IPM or Integrated Pest Management
The farm portion of Bishop’s Orchard started a Community Supported Agriculture Program in 2011. As a part of that program our subscribers are sent weekly farm updates. One of the most important issues addressed by the program director has been the topic of IPM or Integrated Pest Management, organics and how the two relate and how they differ. Based on the type of questions from our Farm Market and PYO customers in regard to pest management and the “why aren’t you organic” issue, we feel an overview of the topic is an excellent educational resource for our customers and employees.
The definition of organics is very simple; only products derived from naturals sources, thereby using no synthetic chemicals of fertilizers.
The definition of IPM is not so simple. The following are 3 definitions of IPM.
From the Food and Agriculture Organization (FAO) of the United Nations: IPM is an ecosystem approach to crop production that combines different management strategies and practices to grow a healthy crop and minimize the use of pesticides. FAO promotes IPM as the preferred approach to crop production and regards it as a pillar of sustainable crop production.
California Department of Pesticide Regulation: IPM is a pest-management strategy that focuses on long-term prevention or suppression of pest problems through a combination of techniques such as monitoring for pest presence and establishing treatment threshold levels, using non-chemical practices to make the habitat less conducive to pest development, improving sanitation, and employing mechanical and physical controls. Pesticides that pose the least possible hazard and are effective in a manor that minimizes risks to people, property, and the environment, are used only after careful monitoring indicates they are needed according to pre-established guidelines and treatment thresholds.
Environmental Protection Agency: IPM is an effective and environmentally sensitive approach to pest management that relies on a combination of common sense practices. IPM programs use current, comprehensive information on the lifecycles of pests and their interaction with the environment. This information, in combination with available pest control methods, is used to manage pest damage by the most economical means, and with the least possible hazard to people, property, and the environment.
Early farming was obviously all “organic.” Pest control for Nathan Hale’s family, farmers in the Coventry, CT area in the mid-late 1700’s, was to send crews of people out in the orchard and pick bugs from the trees! Organic compounds continued to be the backbone of most farms into the mid 1900’s. Unfortunately, some of those “organic products” contained lead, nicotine, arsenic, and mercury. Synthetics came fast and furious in the middle of the century without a strong concern for long-term ramifications. Thankfully, things began to change, and in the 1960’s, researchers first used the term IPM. By 1975, the United States Department of Agriculture (USDA) cooperative extension service had an IPM program in every state.

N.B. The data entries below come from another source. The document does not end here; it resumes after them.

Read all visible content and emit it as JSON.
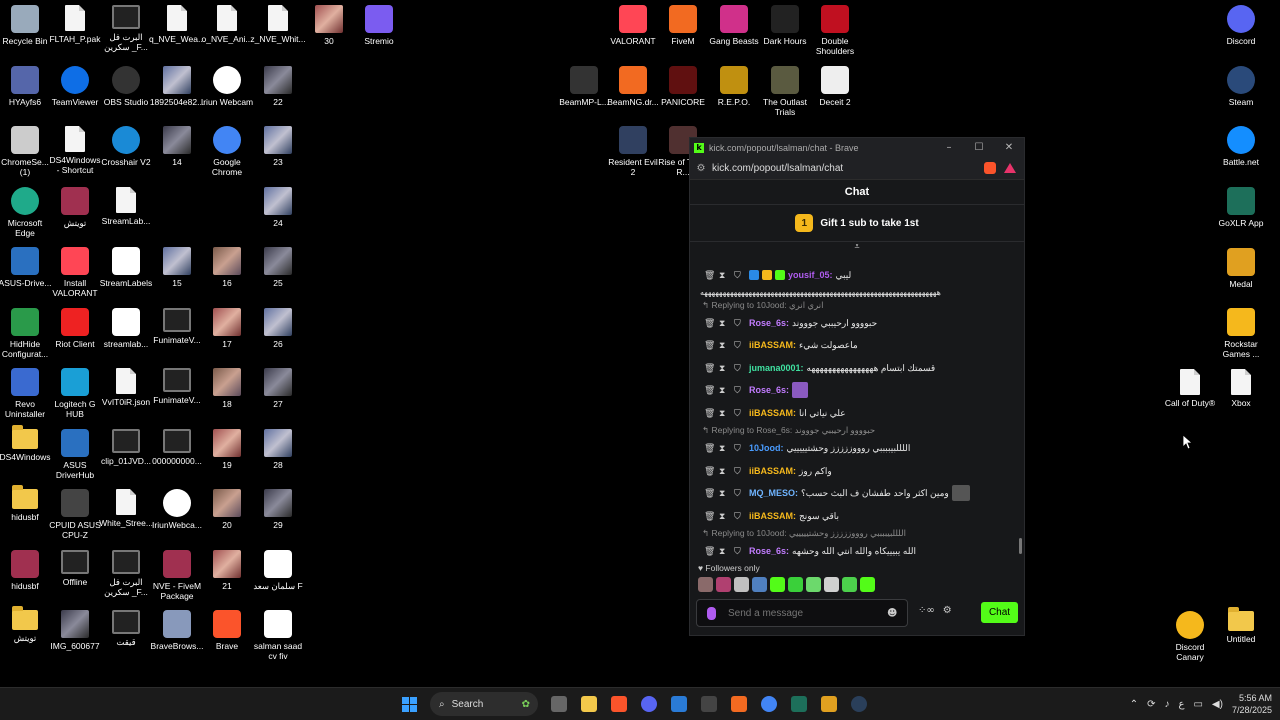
{
  "desktop": {
    "icons_left": [
      {
        "label": "Recycle Bin",
        "icon": "recycle-bin-icon"
      },
      {
        "label": "FLTAH_P.pak",
        "icon": "file-icon"
      },
      {
        "label": "البرت فل سكرين _F...",
        "icon": "video-icon"
      },
      {
        "label": "q_NVE_Wea...",
        "icon": "file-icon"
      },
      {
        "label": "o_NVE_Ani...",
        "icon": "file-icon"
      },
      {
        "label": "z_NVE_Whit...",
        "icon": "file-icon"
      },
      {
        "label": "30",
        "icon": "photo-icon"
      },
      {
        "label": "Stremio",
        "icon": "stremio-icon"
      },
      {
        "label": "HYAyfs6",
        "icon": "app-icon"
      },
      {
        "label": "TeamViewer",
        "icon": "teamviewer-icon"
      },
      {
        "label": "OBS Studio",
        "icon": "obs-icon"
      },
      {
        "label": "1892504e82...",
        "icon": "photo-icon"
      },
      {
        "label": "Iriun Webcam",
        "icon": "iriun-icon"
      },
      {
        "label": "22",
        "icon": "photo-icon"
      },
      {
        "label": "ChromeSe... (1)",
        "icon": "chrome-setup-icon"
      },
      {
        "label": "DS4Windows - Shortcut",
        "icon": "file-icon"
      },
      {
        "label": "Crosshair V2",
        "icon": "crosshair-icon"
      },
      {
        "label": "14",
        "icon": "photo-icon"
      },
      {
        "label": "Google Chrome",
        "icon": "chrome-icon"
      },
      {
        "label": "23",
        "icon": "photo-icon"
      },
      {
        "label": "Microsoft Edge",
        "icon": "edge-icon"
      },
      {
        "label": "تويتش",
        "icon": "winrar-icon"
      },
      {
        "label": "StreamLab...",
        "icon": "file-icon"
      },
      {
        "label": "24",
        "icon": "photo-icon"
      },
      {
        "label": "ASUS-Drive...",
        "icon": "asus-icon"
      },
      {
        "label": "Install VALORANT",
        "icon": "valorant-icon"
      },
      {
        "label": "StreamLabels",
        "icon": "streamlabels-icon"
      },
      {
        "label": "15",
        "icon": "photo-icon"
      },
      {
        "label": "16",
        "icon": "photo-icon"
      },
      {
        "label": "25",
        "icon": "photo-icon"
      },
      {
        "label": "HidHide Configurat...",
        "icon": "hidhide-icon"
      },
      {
        "label": "Riot Client",
        "icon": "riot-icon"
      },
      {
        "label": "streamlab...",
        "icon": "streamlabels-icon"
      },
      {
        "label": "FunimateV...",
        "icon": "video-icon"
      },
      {
        "label": "17",
        "icon": "photo-icon"
      },
      {
        "label": "26",
        "icon": "photo-icon"
      },
      {
        "label": "Revo Uninstaller",
        "icon": "revo-icon"
      },
      {
        "label": "Logitech G HUB",
        "icon": "logitech-icon"
      },
      {
        "label": "VvIT0iR.json",
        "icon": "file-icon"
      },
      {
        "label": "FunimateV...",
        "icon": "video-icon"
      },
      {
        "label": "18",
        "icon": "photo-icon"
      },
      {
        "label": "27",
        "icon": "photo-icon"
      },
      {
        "label": "DS4Windows",
        "icon": "folder-icon"
      },
      {
        "label": "ASUS DriverHub",
        "icon": "asus-icon"
      },
      {
        "label": "clip_01JVD...",
        "icon": "video-icon"
      },
      {
        "label": "000000000...",
        "icon": "video-icon"
      },
      {
        "label": "19",
        "icon": "photo-icon"
      },
      {
        "label": "28",
        "icon": "photo-icon"
      },
      {
        "label": "hidusbf",
        "icon": "folder-icon"
      },
      {
        "label": "CPUID ASUS CPU-Z",
        "icon": "cpuz-icon"
      },
      {
        "label": "White_Stree...",
        "icon": "file-icon"
      },
      {
        "label": "IriunWebca...",
        "icon": "iriun-icon"
      },
      {
        "label": "20",
        "icon": "photo-icon"
      },
      {
        "label": "29",
        "icon": "photo-icon"
      },
      {
        "label": "hidusbf",
        "icon": "winrar-icon"
      },
      {
        "label": "Offline",
        "icon": "video-icon"
      },
      {
        "label": "البرت فل سكرين _F...",
        "icon": "video-icon"
      },
      {
        "label": "NVE - FiveM Package",
        "icon": "winrar-icon"
      },
      {
        "label": "21",
        "icon": "photo-icon"
      },
      {
        "label": "سلمان سعد F",
        "icon": "pdf-icon"
      },
      {
        "label": "تويتش",
        "icon": "folder-icon"
      },
      {
        "label": "IMG_600677",
        "icon": "photo-icon"
      },
      {
        "label": "قيقت",
        "icon": "video-icon"
      },
      {
        "label": "BraveBrows...",
        "icon": "brave-setup-icon"
      },
      {
        "label": "Brave",
        "icon": "brave-icon"
      },
      {
        "label": "salman saad cv fiv",
        "icon": "pdf-icon"
      }
    ],
    "icons_middle": [
      {
        "label": "VALORANT",
        "icon": "valorant-icon"
      },
      {
        "label": "FiveM",
        "icon": "fivem-icon"
      },
      {
        "label": "Gang Beasts",
        "icon": "gang-beasts-icon"
      },
      {
        "label": "Dark Hours",
        "icon": "dark-hours-icon"
      },
      {
        "label": "Double Shoulders",
        "icon": "double-shoulders-icon"
      },
      {
        "label": "BeamMP-L...",
        "icon": "beammp-icon"
      },
      {
        "label": "BeamNG.dr...",
        "icon": "beamng-icon"
      },
      {
        "label": "PANICORE",
        "icon": "panicore-icon"
      },
      {
        "label": "R.E.P.O.",
        "icon": "repo-icon"
      },
      {
        "label": "The Outlast Trials",
        "icon": "outlast-icon"
      },
      {
        "label": "Deceit 2",
        "icon": "deceit-icon"
      },
      {
        "label": "Resident Evil 2",
        "icon": "resident-evil-icon"
      },
      {
        "label": "Rise of Tomb R...",
        "icon": "tomb-raider-icon"
      }
    ],
    "icons_right": [
      {
        "label": "Discord",
        "icon": "discord-icon"
      },
      {
        "label": "Steam",
        "icon": "steam-icon"
      },
      {
        "label": "Battle.net",
        "icon": "battlenet-icon"
      },
      {
        "label": "GoXLR App",
        "icon": "goxlr-icon"
      },
      {
        "label": "Medal",
        "icon": "medal-icon"
      },
      {
        "label": "Rockstar Games ...",
        "icon": "rockstar-icon"
      },
      {
        "label": "Call of Duty®",
        "icon": "file-icon"
      },
      {
        "label": "Xbox",
        "icon": "file-icon"
      },
      {
        "label": "Discord Canary",
        "icon": "discord-canary-icon"
      },
      {
        "label": "Untitled",
        "icon": "folder-icon"
      }
    ]
  },
  "browser": {
    "title": "kick.com/popout/lsalman/chat - Brave",
    "url": "kick.com/popout/lsalman/chat",
    "chat_header": "Chat",
    "gift_rank": "1",
    "gift_text": "Gift 1 sub to take 1st",
    "pin_icon": "chevron-down-icon",
    "messages": [
      {
        "reply": "",
        "user": "yousif_05",
        "color": "#b05cf0",
        "text": "ليبي",
        "wrap": "ههههههههههههههههههههههههههههههههههههههههههههههههههههههههههههههههه"
      },
      {
        "reply": "Replying to 10Jood: انري انري",
        "user": "Rose_6s",
        "color": "#c27cff",
        "text": "حبوووو ارحيببي جوووند",
        "wrap": ""
      },
      {
        "reply": "",
        "user": "iiBASSAM",
        "color": "#f5b81c",
        "text": "ماعصولت شيء",
        "wrap": ""
      },
      {
        "reply": "",
        "user": "jumana0001",
        "color": "#3fe0a0",
        "text": "قسمتك ابتسام ههههههههههههههههه",
        "wrap": ""
      },
      {
        "reply": "",
        "user": "Rose_6s",
        "color": "#c27cff",
        "text": "",
        "wrap": ""
      },
      {
        "reply": "",
        "user": "iiBASSAM",
        "color": "#f5b81c",
        "text": "علي نياتي انا",
        "wrap": ""
      },
      {
        "reply": "Replying to Rose_6s: حبوووو ارحيببي جوووند",
        "user": "10Jood",
        "color": "#4a9cff",
        "text": "اللللبيببببي روووززززز وحشتيييييي",
        "wrap": ""
      },
      {
        "reply": "",
        "user": "iiBASSAM",
        "color": "#f5b81c",
        "text": "واكم روز",
        "wrap": ""
      },
      {
        "reply": "",
        "user": "MQ_MESO",
        "color": "#6fb4ff",
        "text": "ومين اكثر واحد طفشان ف البث حسب؟",
        "wrap": ""
      },
      {
        "reply": "",
        "user": "iiBASSAM",
        "color": "#f5b81c",
        "text": "باقي سونج",
        "wrap": ""
      },
      {
        "reply": "Replying to 10Jood: اللللبيببببي روووززززز وحشتيييييي",
        "user": "Rose_6s",
        "color": "#c27cff",
        "text": "الله يبيييكاه والله انتي الله وحشهه",
        "wrap": ""
      }
    ],
    "followers_label": "Followers only",
    "input_placeholder": "Send a message",
    "send_label": "Chat"
  },
  "taskbar": {
    "search_label": "Search",
    "language": "ع",
    "time": "5:56 AM",
    "date": "7/28/2025"
  },
  "colors": {
    "kick_green": "#53fc18",
    "panel_bg": "#17181a"
  }
}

The writing was on the wall; a steady diet of field sanitation was not a sustainable way to go. This is also around the same time the “organic movement” took hold in small pockets through out the country. Both ideas took hold around the same time, both made substantial progress over the next forty years, and both had a goal of long-term sustainability as it related to farming and land stewardship. One, however, was a simple, easy, and highly-marketed (marketable) program, while the other was almost unknown beyond agricultural and university circles and was a more difficult concept. The main difference between them is one chooses organic-only products, while the other can, when needed, incorporate synthetically-produced products.
An organic program is easier to follow in vegetables than in fruit trees, and from a commercial standpoint, easier in the west than east. The east’s humid wet summers make for conditions that make large-scale organic farming economically unviable for us. IPM lets us manage our crops in the most prudent fashion while maintaining an economic viability that allows us to keep an ongoing stewardship of the land. We, in addition to our own scouting, employ an independent pest advisor that surveys the orchard once a week. We look for predators (good bugs) as well as harmful insects.

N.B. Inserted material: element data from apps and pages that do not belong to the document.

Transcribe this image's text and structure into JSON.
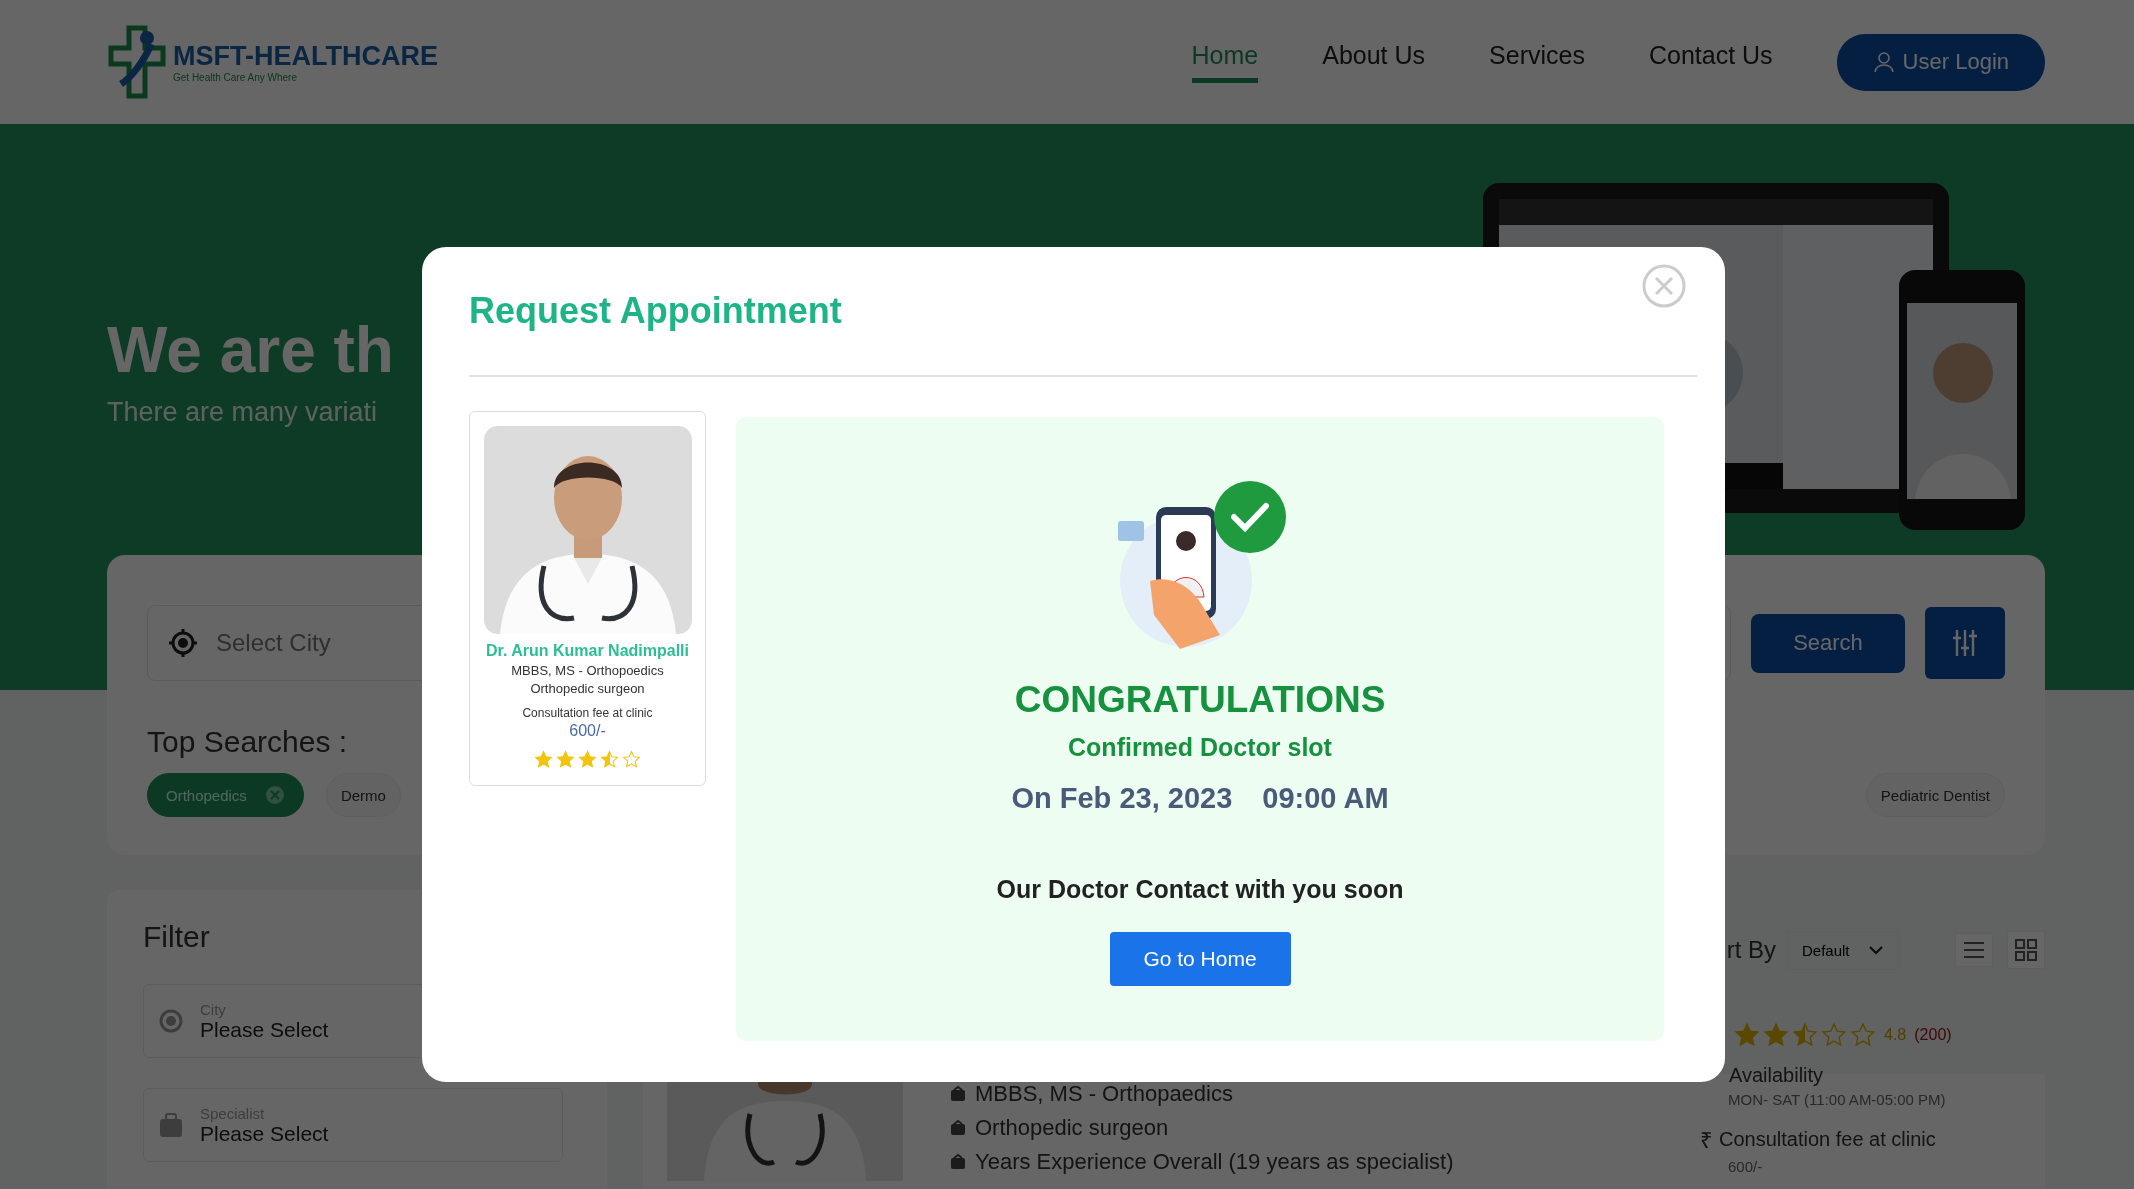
{
  "header": {
    "logo": {
      "name": "MSFT-HEALTHCARE",
      "tagline": "Get Health Care Any Where"
    },
    "nav": [
      {
        "label": "Home",
        "selected": true
      },
      {
        "label": "About Us",
        "selected": false
      },
      {
        "label": "Services",
        "selected": false
      },
      {
        "label": "Contact Us",
        "selected": false
      }
    ],
    "login_button": "User Login"
  },
  "hero": {
    "heading": "We are th",
    "subheading": "There are many variati"
  },
  "search": {
    "city_placeholder": "Select City",
    "search_button": "Search",
    "top_searches_label": "Top Searches :",
    "chips": [
      {
        "label": "Orthopedics",
        "selected": true
      },
      {
        "label": "Dermo",
        "selected": false
      },
      {
        "label": "Pediatric Dentist",
        "selected": false
      }
    ]
  },
  "filter": {
    "title": "Filter",
    "fields": [
      {
        "label": "City",
        "value": "Please Select",
        "kind": "location"
      },
      {
        "label": "Specialist",
        "value": "Please Select",
        "kind": "specialist"
      }
    ]
  },
  "results": {
    "sort_label": "rt By",
    "sort_value": "Default",
    "doctor": {
      "degree": "MBBS, MS -  Orthopaedics",
      "role": "Orthopedic surgeon",
      "experience": "Years Experience Overall  (19 years as specialist)",
      "stars": 2.5,
      "rating": "4.8",
      "reviews": "(200)",
      "availability_label": "Availability",
      "availability": "MON- SAT (11:00 AM-05:00 PM)",
      "currency": "₹",
      "fee_label": "Consultation fee at clinic",
      "fee": "600/-"
    }
  },
  "modal": {
    "title": "Request Appointment",
    "doctor": {
      "name": "Dr. Arun Kumar Nadimpalli",
      "degree": "MBBS, MS - Orthopoedics",
      "role": "Orthopedic surgeon",
      "fee_label": "Consultation fee at clinic",
      "fee": "600/-",
      "stars": 3.5
    },
    "confirmation": {
      "heading": "CONGRATULATIONS",
      "subheading": "Confirmed Doctor slot",
      "date": "On Feb 23, 2023",
      "time": "09:00 AM",
      "message": "Our Doctor Contact with you soon",
      "button": "Go to Home"
    }
  }
}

What does this mean in terms of what we do? Let’s look at a few examples. Pears psylla is, potentially, one of the biggest problems we face with pears, but by monitoring for egg hatch in the spring and spraying oil (organic product) at the time of egg hatch, we can get season-long control.
Many growers use fumigants to prevent soil-borne problems with strawberries. We use Sudan grass which has natural fumigant properties.

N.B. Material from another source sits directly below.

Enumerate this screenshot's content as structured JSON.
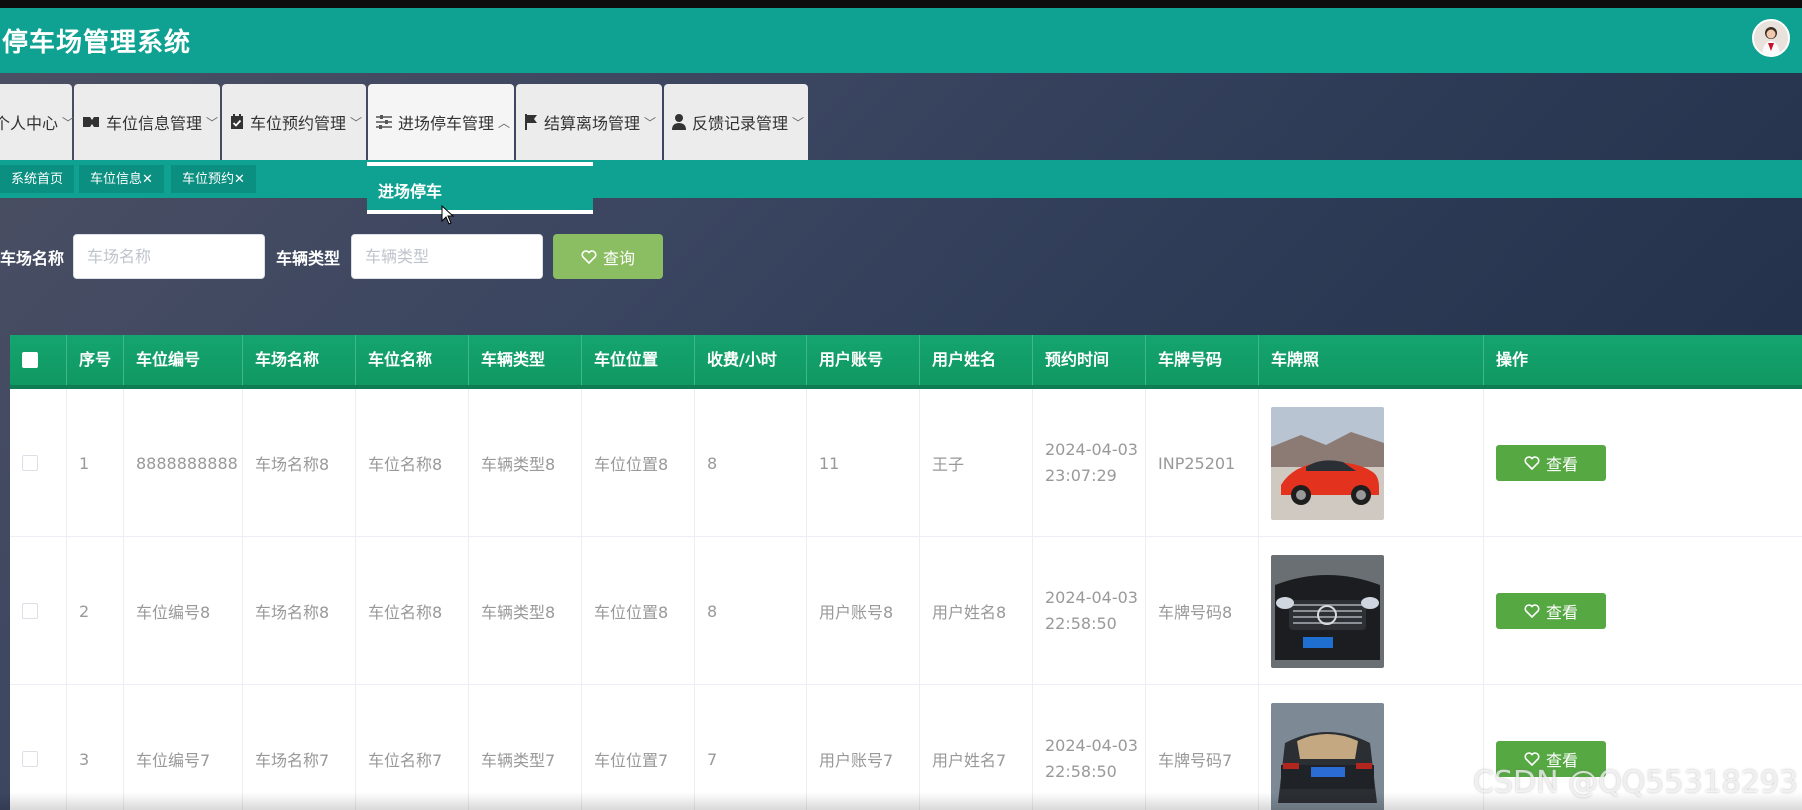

Cucumber beetles are a big problem with squash. Crop rotation will minimize the problem, but we have gone further. By planting a perimeter of Hubbard squash (which attracts Cucumber Beetles) around their green and yellow squash, then, using a backpack sprayer, only spray the Hubbard squash, thereby reducing or eliminating sprays on the squash they harvest (and you eat). The Hubbard squash is not harvested, but only used as a tool.
Mites used to be a huge problem (and still are for many growers), but by maintaining predator numbers in the orchard we no longer need to spray for them (and probably have not for over ten years). We achieve this by judicious use and selection of the products we use for other pests.
We are proud of the significant effort we employ to minimize our environmental footprint while balancing the need to be economically viable. We have achieved this using a sound, structured IPM program. We are confident in our products, our safety, and our long-term future as a farm here in Guilford, CT.